* [PROVIDED RECORDS]:

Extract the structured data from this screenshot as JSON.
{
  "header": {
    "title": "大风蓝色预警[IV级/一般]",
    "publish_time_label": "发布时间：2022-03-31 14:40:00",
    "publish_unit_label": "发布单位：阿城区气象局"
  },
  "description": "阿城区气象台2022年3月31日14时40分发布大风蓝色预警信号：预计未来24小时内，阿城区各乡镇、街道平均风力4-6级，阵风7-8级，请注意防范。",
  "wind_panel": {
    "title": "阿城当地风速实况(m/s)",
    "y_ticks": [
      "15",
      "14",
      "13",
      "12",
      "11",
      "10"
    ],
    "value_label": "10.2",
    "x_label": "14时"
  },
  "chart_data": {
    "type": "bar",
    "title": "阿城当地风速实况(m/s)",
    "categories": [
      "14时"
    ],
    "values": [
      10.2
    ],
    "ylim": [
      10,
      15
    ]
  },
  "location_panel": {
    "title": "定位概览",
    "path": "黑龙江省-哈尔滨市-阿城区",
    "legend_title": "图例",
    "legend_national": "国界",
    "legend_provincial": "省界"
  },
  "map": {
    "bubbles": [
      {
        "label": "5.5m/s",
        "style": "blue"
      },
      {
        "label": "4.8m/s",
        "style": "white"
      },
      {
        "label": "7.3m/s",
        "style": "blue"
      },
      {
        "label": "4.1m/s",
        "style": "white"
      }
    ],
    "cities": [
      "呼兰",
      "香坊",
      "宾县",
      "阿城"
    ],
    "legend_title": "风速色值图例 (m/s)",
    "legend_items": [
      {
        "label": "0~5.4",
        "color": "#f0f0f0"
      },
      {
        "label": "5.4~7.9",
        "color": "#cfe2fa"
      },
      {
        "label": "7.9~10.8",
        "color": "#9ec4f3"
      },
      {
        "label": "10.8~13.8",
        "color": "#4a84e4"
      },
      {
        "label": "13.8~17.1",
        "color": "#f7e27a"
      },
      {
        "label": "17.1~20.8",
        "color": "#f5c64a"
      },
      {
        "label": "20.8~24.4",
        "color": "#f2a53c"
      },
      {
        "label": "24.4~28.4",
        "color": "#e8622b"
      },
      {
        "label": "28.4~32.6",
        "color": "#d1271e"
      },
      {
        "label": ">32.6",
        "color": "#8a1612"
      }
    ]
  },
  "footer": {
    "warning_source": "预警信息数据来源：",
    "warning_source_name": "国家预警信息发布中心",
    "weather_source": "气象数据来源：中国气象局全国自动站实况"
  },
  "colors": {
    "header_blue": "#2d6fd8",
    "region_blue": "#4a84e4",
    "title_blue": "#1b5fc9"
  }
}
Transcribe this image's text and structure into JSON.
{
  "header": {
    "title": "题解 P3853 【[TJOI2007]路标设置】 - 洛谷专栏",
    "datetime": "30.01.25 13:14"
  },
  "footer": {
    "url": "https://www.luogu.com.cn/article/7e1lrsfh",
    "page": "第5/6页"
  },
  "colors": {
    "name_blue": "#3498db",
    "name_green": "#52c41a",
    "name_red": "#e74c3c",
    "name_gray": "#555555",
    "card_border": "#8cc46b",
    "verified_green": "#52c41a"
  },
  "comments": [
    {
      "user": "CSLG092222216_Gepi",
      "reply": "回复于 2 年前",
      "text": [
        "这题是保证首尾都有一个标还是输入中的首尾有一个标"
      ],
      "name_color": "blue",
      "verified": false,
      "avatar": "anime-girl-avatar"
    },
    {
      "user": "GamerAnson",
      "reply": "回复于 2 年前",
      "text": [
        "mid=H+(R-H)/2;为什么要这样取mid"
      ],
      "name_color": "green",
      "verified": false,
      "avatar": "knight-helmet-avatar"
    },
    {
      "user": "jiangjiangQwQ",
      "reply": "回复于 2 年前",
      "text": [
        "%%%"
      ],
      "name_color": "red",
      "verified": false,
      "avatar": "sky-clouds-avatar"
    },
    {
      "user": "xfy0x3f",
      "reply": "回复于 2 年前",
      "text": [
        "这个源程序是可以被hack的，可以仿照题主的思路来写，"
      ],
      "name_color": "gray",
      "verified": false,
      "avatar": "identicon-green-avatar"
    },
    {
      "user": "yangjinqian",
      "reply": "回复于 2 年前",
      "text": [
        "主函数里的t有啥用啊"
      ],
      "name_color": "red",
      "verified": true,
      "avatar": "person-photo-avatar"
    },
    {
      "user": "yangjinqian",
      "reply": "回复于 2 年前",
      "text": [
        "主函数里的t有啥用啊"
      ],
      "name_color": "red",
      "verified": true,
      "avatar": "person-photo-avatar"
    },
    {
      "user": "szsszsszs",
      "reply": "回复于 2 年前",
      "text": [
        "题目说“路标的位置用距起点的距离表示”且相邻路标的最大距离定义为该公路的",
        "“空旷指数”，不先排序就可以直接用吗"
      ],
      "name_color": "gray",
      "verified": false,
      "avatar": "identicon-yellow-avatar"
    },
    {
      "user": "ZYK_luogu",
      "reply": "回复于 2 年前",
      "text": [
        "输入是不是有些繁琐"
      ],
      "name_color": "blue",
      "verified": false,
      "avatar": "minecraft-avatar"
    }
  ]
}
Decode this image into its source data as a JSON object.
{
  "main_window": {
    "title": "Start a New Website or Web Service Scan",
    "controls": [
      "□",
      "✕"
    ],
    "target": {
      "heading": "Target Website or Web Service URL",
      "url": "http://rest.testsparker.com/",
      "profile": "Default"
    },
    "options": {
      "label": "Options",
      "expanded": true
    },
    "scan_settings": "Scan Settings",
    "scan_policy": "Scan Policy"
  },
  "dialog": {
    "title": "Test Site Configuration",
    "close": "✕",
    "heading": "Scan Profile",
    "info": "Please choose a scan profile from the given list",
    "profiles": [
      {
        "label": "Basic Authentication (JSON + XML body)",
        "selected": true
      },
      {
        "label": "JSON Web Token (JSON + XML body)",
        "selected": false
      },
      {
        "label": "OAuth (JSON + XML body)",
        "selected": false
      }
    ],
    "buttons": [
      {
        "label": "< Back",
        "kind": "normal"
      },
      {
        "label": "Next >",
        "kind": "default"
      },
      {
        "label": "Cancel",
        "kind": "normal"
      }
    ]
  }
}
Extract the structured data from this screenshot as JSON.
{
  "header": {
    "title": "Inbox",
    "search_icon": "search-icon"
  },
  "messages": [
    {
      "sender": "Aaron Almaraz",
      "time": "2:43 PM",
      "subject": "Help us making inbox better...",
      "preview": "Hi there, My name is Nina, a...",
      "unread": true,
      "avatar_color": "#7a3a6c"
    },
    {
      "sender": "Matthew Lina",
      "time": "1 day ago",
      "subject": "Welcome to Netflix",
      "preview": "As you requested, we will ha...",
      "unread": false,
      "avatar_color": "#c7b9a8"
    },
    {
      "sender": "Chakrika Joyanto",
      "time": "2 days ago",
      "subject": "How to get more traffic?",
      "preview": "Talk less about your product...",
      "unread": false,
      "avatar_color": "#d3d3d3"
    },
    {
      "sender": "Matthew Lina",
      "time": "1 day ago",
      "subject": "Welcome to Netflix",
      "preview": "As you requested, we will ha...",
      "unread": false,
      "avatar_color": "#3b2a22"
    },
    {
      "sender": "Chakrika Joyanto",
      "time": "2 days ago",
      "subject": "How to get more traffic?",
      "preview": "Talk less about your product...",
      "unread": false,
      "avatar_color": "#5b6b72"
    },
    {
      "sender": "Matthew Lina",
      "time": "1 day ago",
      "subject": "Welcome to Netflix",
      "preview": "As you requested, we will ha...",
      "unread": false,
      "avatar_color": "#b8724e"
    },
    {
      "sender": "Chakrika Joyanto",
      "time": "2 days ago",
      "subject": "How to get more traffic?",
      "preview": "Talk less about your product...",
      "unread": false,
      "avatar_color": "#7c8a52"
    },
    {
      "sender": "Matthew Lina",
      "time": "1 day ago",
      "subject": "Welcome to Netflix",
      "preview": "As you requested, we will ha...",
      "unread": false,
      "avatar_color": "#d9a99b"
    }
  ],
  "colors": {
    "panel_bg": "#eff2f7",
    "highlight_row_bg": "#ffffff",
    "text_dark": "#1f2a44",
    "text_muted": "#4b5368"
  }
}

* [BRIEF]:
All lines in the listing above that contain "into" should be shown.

* [REPLY TO THE EXERCISE]:
Transcribe this image's text and structure into JSON.
Decode this image into its source data as a JSON object.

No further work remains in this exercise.